(App and web page records)

——

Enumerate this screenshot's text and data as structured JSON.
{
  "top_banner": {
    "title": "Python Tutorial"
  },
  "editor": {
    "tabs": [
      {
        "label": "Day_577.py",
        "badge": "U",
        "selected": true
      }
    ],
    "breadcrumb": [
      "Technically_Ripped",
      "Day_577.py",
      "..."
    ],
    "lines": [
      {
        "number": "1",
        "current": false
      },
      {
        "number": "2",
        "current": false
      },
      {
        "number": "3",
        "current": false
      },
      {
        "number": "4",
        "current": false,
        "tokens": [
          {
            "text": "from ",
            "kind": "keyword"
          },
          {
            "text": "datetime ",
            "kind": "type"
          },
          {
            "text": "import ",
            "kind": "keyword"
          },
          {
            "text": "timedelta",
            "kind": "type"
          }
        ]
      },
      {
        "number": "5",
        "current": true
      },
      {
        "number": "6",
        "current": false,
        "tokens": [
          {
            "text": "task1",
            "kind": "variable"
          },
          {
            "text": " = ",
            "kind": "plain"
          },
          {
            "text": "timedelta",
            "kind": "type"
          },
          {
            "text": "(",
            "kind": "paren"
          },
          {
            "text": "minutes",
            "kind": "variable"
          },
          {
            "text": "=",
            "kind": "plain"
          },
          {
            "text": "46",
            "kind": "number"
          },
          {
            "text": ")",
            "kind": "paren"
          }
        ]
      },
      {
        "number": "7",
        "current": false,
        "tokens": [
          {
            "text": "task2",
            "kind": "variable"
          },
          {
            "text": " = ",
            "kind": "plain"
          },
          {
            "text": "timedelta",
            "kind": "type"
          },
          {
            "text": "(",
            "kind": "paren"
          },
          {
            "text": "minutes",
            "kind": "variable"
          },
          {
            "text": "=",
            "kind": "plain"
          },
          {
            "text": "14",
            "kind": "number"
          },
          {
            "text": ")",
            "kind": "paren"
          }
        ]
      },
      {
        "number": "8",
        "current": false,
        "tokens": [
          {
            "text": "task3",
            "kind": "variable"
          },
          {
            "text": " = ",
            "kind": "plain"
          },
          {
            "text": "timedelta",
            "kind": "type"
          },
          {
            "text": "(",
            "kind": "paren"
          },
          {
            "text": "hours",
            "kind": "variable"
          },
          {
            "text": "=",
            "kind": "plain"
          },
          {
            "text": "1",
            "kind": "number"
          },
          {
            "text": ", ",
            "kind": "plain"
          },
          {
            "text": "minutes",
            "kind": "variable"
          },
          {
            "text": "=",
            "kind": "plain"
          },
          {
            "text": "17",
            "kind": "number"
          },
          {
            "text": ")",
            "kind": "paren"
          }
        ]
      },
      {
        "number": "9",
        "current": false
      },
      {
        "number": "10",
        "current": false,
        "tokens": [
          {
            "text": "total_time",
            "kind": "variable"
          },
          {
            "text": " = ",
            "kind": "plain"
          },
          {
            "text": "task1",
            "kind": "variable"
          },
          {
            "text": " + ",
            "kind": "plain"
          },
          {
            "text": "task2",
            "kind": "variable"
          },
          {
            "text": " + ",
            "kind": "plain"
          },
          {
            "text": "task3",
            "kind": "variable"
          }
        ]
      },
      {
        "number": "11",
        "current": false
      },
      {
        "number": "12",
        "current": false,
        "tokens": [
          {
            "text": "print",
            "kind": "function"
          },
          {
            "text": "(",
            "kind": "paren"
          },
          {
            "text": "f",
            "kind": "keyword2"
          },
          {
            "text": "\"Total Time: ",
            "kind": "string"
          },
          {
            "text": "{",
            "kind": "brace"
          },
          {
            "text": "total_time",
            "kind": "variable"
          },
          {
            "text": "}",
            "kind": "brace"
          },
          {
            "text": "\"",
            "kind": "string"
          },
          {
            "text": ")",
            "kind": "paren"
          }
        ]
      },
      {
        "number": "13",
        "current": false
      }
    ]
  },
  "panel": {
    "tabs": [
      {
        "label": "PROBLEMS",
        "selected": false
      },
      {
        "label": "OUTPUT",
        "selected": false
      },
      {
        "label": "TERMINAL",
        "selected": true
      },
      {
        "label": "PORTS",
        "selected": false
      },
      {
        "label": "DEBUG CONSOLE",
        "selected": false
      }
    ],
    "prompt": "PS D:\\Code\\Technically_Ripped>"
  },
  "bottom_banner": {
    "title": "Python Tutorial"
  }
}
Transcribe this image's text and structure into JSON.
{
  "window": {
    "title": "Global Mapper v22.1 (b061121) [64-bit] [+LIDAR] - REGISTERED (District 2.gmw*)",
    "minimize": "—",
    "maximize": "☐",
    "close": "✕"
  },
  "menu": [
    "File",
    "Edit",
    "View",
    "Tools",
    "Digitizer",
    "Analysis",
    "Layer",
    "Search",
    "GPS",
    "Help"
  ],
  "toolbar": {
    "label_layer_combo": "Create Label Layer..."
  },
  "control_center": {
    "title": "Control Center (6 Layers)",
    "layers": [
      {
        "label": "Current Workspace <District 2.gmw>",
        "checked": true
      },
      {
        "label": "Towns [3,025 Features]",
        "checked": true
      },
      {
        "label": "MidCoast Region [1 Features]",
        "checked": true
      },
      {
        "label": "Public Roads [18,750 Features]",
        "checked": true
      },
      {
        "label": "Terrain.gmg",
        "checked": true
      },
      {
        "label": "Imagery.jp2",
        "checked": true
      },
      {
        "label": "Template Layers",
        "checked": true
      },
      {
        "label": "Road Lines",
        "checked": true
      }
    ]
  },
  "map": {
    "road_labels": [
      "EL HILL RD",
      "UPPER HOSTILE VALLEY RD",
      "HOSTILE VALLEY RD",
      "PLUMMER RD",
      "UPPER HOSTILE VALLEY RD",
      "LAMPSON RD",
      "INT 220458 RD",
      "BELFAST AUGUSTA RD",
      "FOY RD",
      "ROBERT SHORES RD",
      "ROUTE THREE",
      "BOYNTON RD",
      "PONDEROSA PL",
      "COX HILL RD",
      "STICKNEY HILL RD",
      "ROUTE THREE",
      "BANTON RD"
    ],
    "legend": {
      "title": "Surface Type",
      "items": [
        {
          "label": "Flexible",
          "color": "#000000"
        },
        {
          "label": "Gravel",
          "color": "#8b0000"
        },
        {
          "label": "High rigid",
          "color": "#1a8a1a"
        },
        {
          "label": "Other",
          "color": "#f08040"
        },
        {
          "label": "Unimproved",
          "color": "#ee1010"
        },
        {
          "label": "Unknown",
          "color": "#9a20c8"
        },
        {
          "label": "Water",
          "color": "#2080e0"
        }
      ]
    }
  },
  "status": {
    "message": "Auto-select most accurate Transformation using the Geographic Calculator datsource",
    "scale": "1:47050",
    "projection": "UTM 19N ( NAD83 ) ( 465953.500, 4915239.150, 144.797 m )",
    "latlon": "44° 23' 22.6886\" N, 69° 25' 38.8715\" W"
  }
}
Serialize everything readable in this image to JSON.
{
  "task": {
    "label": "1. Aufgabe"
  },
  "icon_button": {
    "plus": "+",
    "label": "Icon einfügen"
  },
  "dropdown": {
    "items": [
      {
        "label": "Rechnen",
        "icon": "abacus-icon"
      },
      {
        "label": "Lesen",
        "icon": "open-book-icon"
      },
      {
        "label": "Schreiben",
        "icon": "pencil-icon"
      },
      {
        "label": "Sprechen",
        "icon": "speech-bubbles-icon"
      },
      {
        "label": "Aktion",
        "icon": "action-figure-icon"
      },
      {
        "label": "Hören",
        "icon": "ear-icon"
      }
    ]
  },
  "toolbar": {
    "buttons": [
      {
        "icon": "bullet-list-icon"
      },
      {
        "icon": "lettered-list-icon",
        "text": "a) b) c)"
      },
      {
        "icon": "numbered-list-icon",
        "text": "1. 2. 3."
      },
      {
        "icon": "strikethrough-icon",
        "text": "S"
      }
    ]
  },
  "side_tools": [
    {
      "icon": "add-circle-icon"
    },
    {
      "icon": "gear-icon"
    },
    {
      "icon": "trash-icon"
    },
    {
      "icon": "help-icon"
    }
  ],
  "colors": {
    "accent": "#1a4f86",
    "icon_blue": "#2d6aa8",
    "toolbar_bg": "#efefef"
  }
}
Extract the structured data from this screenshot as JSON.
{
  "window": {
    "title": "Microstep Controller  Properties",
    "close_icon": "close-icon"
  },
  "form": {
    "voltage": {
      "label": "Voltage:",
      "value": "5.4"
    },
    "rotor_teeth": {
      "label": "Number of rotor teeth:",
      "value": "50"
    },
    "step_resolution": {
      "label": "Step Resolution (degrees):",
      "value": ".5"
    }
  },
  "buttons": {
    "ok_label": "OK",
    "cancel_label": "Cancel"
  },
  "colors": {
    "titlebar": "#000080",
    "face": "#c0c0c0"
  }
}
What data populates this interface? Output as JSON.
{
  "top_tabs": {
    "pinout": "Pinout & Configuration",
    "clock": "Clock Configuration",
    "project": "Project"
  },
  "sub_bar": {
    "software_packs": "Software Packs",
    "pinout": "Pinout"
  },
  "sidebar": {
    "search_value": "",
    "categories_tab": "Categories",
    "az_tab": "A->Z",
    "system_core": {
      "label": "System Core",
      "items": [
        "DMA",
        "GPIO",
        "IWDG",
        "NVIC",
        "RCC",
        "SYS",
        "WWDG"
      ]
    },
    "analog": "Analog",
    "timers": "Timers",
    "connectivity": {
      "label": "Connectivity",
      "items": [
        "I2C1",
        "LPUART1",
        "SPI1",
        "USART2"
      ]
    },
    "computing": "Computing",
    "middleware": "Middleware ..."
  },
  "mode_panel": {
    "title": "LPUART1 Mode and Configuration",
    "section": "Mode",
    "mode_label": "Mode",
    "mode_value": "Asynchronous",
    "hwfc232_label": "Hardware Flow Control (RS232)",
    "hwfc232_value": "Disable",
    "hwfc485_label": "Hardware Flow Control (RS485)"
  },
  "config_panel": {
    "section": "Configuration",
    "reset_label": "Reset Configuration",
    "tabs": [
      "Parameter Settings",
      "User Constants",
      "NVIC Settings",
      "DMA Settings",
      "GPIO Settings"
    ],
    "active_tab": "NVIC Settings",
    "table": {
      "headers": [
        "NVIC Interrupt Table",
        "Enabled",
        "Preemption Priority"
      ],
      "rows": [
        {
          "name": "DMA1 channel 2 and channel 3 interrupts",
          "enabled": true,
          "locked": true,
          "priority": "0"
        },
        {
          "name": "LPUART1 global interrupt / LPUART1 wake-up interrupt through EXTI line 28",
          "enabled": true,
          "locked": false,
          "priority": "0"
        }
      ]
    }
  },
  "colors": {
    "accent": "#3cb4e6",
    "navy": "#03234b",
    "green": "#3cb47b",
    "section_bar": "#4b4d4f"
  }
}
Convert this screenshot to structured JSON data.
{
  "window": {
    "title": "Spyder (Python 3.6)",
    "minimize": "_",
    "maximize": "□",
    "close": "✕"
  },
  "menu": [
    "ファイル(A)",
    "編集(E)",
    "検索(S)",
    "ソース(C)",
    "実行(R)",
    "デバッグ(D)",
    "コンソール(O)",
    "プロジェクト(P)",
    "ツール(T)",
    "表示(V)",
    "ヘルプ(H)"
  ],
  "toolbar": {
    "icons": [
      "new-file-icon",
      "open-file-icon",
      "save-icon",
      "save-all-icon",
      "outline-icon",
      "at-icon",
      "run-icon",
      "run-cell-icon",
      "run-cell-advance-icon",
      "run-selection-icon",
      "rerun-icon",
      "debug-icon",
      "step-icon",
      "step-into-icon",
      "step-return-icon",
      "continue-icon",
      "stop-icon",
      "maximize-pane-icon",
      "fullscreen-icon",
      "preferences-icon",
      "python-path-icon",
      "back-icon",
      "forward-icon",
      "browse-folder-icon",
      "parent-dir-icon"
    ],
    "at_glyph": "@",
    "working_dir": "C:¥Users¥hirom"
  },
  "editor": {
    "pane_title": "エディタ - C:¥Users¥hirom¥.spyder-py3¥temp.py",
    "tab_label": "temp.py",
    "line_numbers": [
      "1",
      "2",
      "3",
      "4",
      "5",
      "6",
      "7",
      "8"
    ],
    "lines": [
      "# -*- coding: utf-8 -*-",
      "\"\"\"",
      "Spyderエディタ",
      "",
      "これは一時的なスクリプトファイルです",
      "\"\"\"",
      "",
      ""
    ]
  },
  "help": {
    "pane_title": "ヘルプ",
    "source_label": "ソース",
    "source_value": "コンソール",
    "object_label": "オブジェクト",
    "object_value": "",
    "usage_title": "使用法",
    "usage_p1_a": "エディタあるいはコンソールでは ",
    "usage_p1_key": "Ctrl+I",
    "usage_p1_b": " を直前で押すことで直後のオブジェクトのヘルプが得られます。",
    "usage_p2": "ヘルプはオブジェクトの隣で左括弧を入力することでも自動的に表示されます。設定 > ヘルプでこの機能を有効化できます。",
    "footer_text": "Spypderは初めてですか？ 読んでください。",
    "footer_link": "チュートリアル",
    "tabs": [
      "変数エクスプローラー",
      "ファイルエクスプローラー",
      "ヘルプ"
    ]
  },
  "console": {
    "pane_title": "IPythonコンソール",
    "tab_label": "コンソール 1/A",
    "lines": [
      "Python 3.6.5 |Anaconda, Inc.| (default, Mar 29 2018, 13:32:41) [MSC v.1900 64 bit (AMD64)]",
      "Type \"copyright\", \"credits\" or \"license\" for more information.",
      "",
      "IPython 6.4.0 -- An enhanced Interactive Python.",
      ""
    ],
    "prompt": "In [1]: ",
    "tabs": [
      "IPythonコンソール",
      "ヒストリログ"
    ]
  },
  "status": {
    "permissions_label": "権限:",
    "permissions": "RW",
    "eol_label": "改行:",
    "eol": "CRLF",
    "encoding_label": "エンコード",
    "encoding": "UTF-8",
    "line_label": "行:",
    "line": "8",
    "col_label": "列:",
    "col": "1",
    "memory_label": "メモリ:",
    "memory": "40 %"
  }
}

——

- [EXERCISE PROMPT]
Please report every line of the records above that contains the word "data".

- [COMPLETED TASK]
Enumerate this screenshot's text and data as structured JSON.
Extract the structured data from this screenshot as JSON.
What data populates this interface? Output as JSON.
Convert this screenshot to structured JSON data.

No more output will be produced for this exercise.